(Page and application data records)
..............................
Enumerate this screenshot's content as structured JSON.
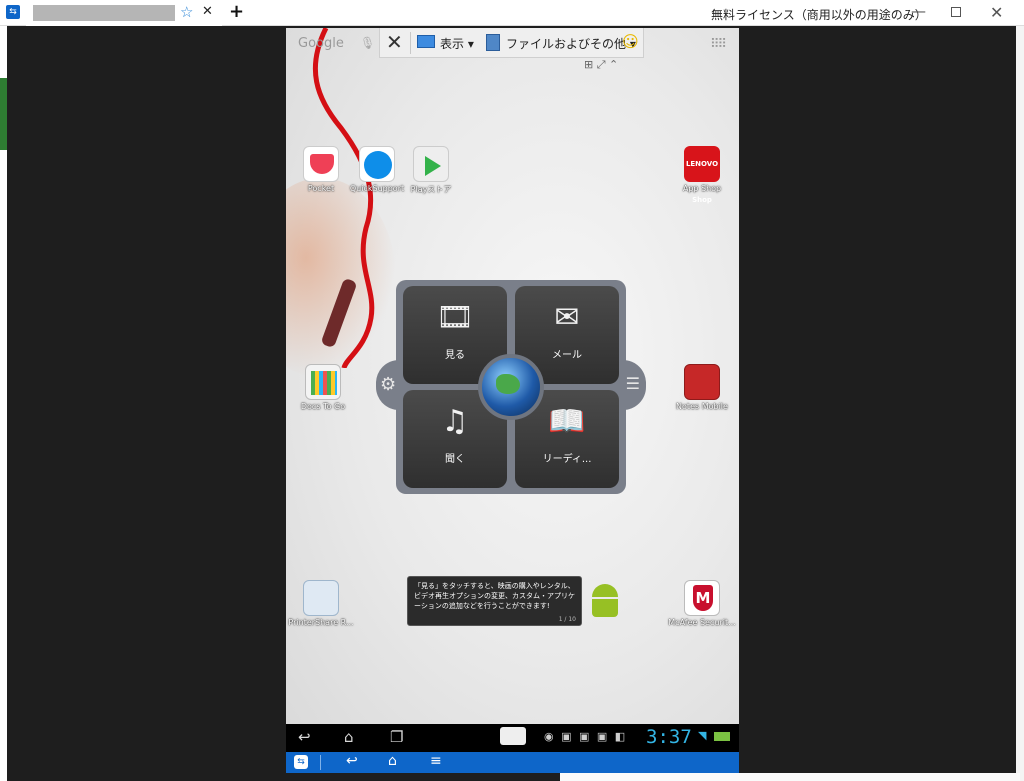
{
  "window": {
    "title": "無料ライセンス（商用以外の用途のみ）",
    "min_glyph": "—",
    "close_glyph": "✕",
    "tab_star": "☆",
    "tab_close": "✕",
    "new_tab": "+"
  },
  "toolbar": {
    "close_glyph": "✕",
    "view_label": "表示 ▾",
    "files_label": "ファイルおよびその他 ▾",
    "smile_glyph": "☺",
    "sub_icons": "⊞ ⤢ ⌃"
  },
  "home": {
    "google_label": "Google",
    "apps": [
      {
        "label": "Pocket"
      },
      {
        "label": "QuickSupport"
      },
      {
        "label": "Playストア"
      },
      {
        "label": "App Shop"
      },
      {
        "label": "Docs To Go"
      },
      {
        "label": "Notes Mobile"
      },
      {
        "label": "PrinterShare R..."
      },
      {
        "label": "McAfee Securit..."
      }
    ],
    "lenovo_badge": "LENOVO Shop"
  },
  "widget": {
    "tiles": [
      {
        "label": "見る",
        "icon": "film-icon"
      },
      {
        "label": "メール",
        "icon": "mail-icon"
      },
      {
        "label": "聞く",
        "icon": "music-note-icon"
      },
      {
        "label": "リーディ...",
        "icon": "book-icon"
      }
    ]
  },
  "tooltip": {
    "text": "「見る」をタッチすると、映画の購入やレンタル、ビデオ再生オプションの変更、カスタム・アプリケーションの追加などを行うことができます!",
    "counter": "1 / 10"
  },
  "statusbar": {
    "time": "3:37"
  },
  "colors": {
    "teamviewer_blue": "#0e66c9",
    "clock_blue": "#33b5e5",
    "widget_frame": "#7a7f8a"
  }
}
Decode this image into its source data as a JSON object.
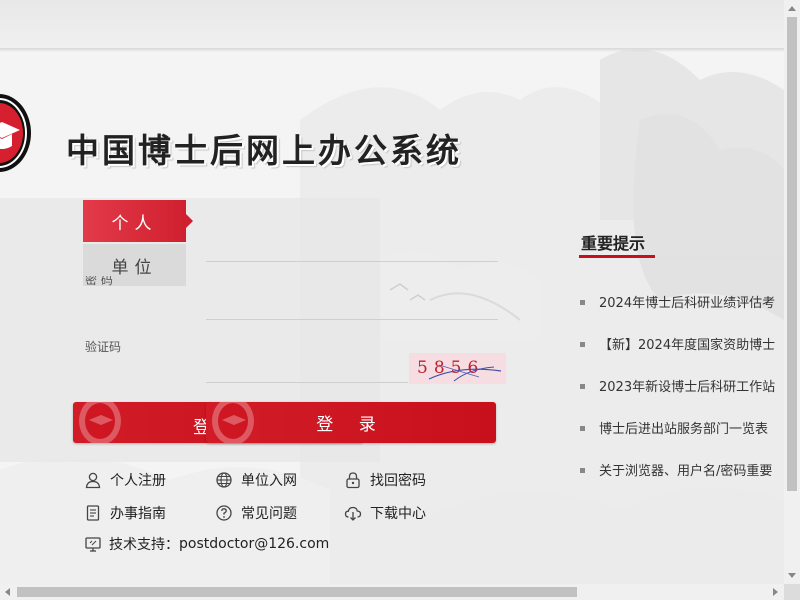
{
  "header": {
    "title": "中国博士后网上办公系统"
  },
  "login": {
    "tabs": [
      {
        "label": "个人"
      },
      {
        "label": "单位"
      }
    ],
    "password_label": "密 码",
    "code_label": "验证码",
    "captcha_text": "5856",
    "submit_label": "登 录",
    "submit_label_behind": "登"
  },
  "links": [
    {
      "label": "个人注册",
      "icon": "user-icon"
    },
    {
      "label": "单位入网",
      "icon": "globe-icon"
    },
    {
      "label": "找回密码",
      "icon": "lock-icon"
    },
    {
      "label": "办事指南",
      "icon": "document-icon"
    },
    {
      "label": "常见问题",
      "icon": "question-icon"
    },
    {
      "label": "下载中心",
      "icon": "cloud-download-icon"
    }
  ],
  "support": {
    "label": "技术支持：",
    "email": "postdoctor@126.com",
    "icon": "monitor-icon"
  },
  "notices": {
    "title": "重要提示",
    "items": [
      "2024年博士后科研业绩评估考",
      "【新】2024年度国家资助博士",
      "2023年新设博士后科研工作站",
      "博士后进出站服务部门一览表",
      "关于浏览器、用户名/密码重要"
    ]
  },
  "colors": {
    "brand_red": "#c8101c",
    "tab_red": "#e23a49",
    "tab_gray": "#dadada"
  }
}
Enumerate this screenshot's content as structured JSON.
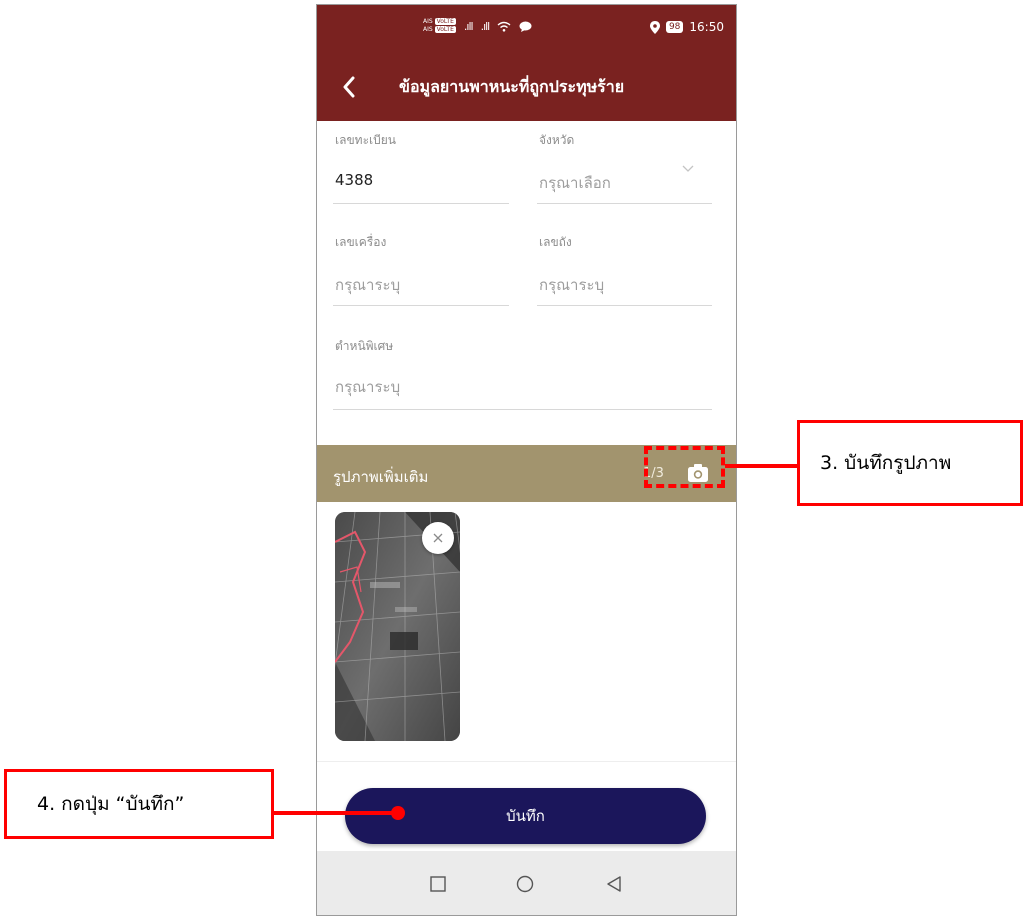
{
  "status_bar": {
    "carrier_1": "AIS",
    "carrier_2": "AIS",
    "volte_1": "VoLTE",
    "volte_2": "VoLTE",
    "battery": "98",
    "time": "16:50"
  },
  "app_bar": {
    "title": "ข้อมูลยานพาหนะที่ถูกประทุษร้าย"
  },
  "form": {
    "plate": {
      "label": "เลขทะเบียน",
      "value": "4388"
    },
    "province": {
      "label": "จังหวัด",
      "placeholder": "กรุณาเลือก"
    },
    "engine": {
      "label": "เลขเครื่อง",
      "placeholder": "กรุณาระบุ"
    },
    "chassis": {
      "label": "เลขถัง",
      "placeholder": "กรุณาระบุ"
    },
    "marks": {
      "label": "ตำหนิพิเศษ",
      "placeholder": "กรุณาระบุ"
    }
  },
  "photos": {
    "title": "รูปภาพเพิ่มเติม",
    "count": "1/3",
    "items": [
      {
        "remove_icon": "close-icon"
      }
    ]
  },
  "save_button": {
    "label": "บันทึก"
  },
  "nav_bar": {
    "icons": [
      "square-icon",
      "circle-icon",
      "triangle-back-icon"
    ]
  },
  "annotations": {
    "step3": "3. บันทึกรูปภาพ",
    "step4": "4. กดปุ่ม “บันทึก”",
    "color": "#ff0000"
  },
  "colors": {
    "app_bar": "#7a2220",
    "photo_header": "#a2946e",
    "save_button": "#1b165b"
  }
}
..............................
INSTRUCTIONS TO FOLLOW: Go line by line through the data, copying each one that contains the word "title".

TASK RESPONSE:
    "title": "無料ライセンス（商用以外の用途のみ）",
    "title": "中国博士后网上办公系统"
    "title": "重要提示",
    "title": "ข้อมูลยานพาหนะที่ถูกประทุษร้าย"
    "title": "รูปภาพเพิ่มเติม",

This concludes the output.